The State of O is the new survival must-have. It is the ultimate proof that you are, indeed, alive and kicking in spite of all the madness, that you are not a victim of the imaginational age, but a high-flying achiever.


The State of O As Spiritual Transport

At its most sublime expression, the quest for O is a bona fide holy quest. Folks at this exalted level of awareness sense the tingle of the infinite in all this new interior pressure, and mindfully go about seeking the ultimate benefit in more or less prescribed ways and rituals, ancient and otherwise. This goal is rupture, transcendence, seeing the light of truth, salvation, sukhavati (the "Land of Bliss'' ) epiphany, redemption, seeing the light of the Shekhina (godliness, in kabbalistic thinking), the one great truth, enlightenment, mahasukha (the great light of Mahayana Buddhism), bliss, a state of grace, wisal ("attaining to  the divine in Islamic thinking),  Nirvana being in harmony with the tao, oneness with the divine, seeing the face of God.

In the spiritual realm, the most exalted state of O is a transcendent experience, indeed—a state that the O, as a symbol, communicates with powerful totemic resonances of rich legacy. The O is the symbol of the circle of life itself.

To some, this rings true with the heady ping of a Tibetan bell. The circle is the center, the symbol of wholeness and completion, everything and nothing, a world without end. The circle is infinity—a mark that, paradoxically, represents the absence of marked-off boundaries—that realm in which there are no limits. “I am one with the universe!
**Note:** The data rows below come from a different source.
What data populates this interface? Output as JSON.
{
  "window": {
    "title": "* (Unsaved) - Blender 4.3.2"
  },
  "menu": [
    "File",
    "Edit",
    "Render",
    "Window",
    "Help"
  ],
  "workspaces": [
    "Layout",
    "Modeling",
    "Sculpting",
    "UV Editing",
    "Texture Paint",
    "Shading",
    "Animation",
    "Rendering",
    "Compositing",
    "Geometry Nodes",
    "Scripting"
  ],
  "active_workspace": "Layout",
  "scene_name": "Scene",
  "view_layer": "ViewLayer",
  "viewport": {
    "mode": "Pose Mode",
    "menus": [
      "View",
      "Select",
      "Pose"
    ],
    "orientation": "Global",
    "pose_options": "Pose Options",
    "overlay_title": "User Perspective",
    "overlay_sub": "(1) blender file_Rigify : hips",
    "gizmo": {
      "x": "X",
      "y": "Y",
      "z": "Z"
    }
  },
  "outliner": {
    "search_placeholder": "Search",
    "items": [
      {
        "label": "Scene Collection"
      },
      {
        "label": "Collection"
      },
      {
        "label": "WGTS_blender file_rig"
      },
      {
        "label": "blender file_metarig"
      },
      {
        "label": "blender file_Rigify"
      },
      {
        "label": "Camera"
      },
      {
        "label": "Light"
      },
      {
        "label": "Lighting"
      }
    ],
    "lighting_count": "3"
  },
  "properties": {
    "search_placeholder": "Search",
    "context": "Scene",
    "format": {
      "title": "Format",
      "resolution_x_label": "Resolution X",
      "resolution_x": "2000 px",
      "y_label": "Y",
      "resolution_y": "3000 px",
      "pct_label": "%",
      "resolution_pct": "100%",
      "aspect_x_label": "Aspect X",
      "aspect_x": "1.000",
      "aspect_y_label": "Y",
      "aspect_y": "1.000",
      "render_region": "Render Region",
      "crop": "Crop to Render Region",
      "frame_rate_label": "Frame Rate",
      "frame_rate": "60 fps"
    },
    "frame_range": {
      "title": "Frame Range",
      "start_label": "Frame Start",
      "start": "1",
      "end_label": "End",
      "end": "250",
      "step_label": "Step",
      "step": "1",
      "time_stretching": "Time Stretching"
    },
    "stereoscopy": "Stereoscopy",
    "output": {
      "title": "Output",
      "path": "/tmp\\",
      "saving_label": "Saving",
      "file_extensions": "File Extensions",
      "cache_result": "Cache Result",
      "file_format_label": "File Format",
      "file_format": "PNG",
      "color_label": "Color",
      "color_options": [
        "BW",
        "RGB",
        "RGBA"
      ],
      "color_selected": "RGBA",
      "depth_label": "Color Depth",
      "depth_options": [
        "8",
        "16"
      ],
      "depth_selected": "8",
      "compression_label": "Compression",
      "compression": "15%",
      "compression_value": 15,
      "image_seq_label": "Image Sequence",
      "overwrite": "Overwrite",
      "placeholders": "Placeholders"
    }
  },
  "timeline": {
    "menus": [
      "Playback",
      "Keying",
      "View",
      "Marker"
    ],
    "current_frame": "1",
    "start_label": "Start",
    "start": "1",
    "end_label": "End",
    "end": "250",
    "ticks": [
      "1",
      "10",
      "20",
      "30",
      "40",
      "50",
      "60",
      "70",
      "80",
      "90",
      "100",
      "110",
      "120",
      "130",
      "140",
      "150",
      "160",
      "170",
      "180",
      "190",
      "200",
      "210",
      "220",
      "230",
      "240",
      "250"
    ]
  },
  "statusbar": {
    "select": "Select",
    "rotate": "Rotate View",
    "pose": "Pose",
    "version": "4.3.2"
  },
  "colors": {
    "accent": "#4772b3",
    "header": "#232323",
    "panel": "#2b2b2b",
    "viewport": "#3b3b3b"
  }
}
I am theworld and the world is me!” (May I call your attention to just how powerful the concept of “being beyond boundaries” seems to be in the cultural marketplace these days?  “No limits” is the identity line for Showtime Networks. “No boundaries” is the promise of at least three different corporate voices: the division of Ford Motor Company that brings us the Explorer, the division of Sharp Consumer Electronics that brings us the flat-panel LCD TV, and the division of R- J. Reynolds Tobacco that brings us Winston cigarettes. AT&T's wireless Web service is positioned on the promise of being “Boundless.”) In a series of think-tank sessions about peak experiences, the ultimate sublime state was almost unanimously described as the sensation of flying in boundless space—out of the matrix but magically unafraid.

We can also say that O is short for orgasm. O is in fact the new orgasm. This ultimate pleasure comes to us with no small history of sexual implication. In the Zen Buddhist tradition, among others, O is the sacred union of the male and the female powers, the yin and the yang; in Hindu tradition, the holy copulation of Shakti and Shiva, the KundaUni—theYabYum. (An extraordinary percentage of YabYum search hits on the Internet lead to Amsterdam, where YabYum is the name of "the world's foremost tantric sex club.') The ancient Gnostic tradition presents it as ouroboros, the image of the serpent biting his tail, turning and turning in endless circular triumph over death.

If you’ve been wondering about where marketers get their ideas, look at The New Culture of Desire to find out. If, like me, you think certain desires should be sublimated, take a pass.

Steve Hopkins, January 21, 2003


ã 2003 Hopkins and Company, LLC


The recommendation rating for this book appeared in the February 2003 issue of Executive Times

URL for this review: New Culture of Desire.htm


For Reprint Permission, Contact:

Hopkins & Company, LLC • 723 North Kenilworth Avenue • Oak Park, IL 60302
Phone: 708-466-4650 • Fax: 708-386-8687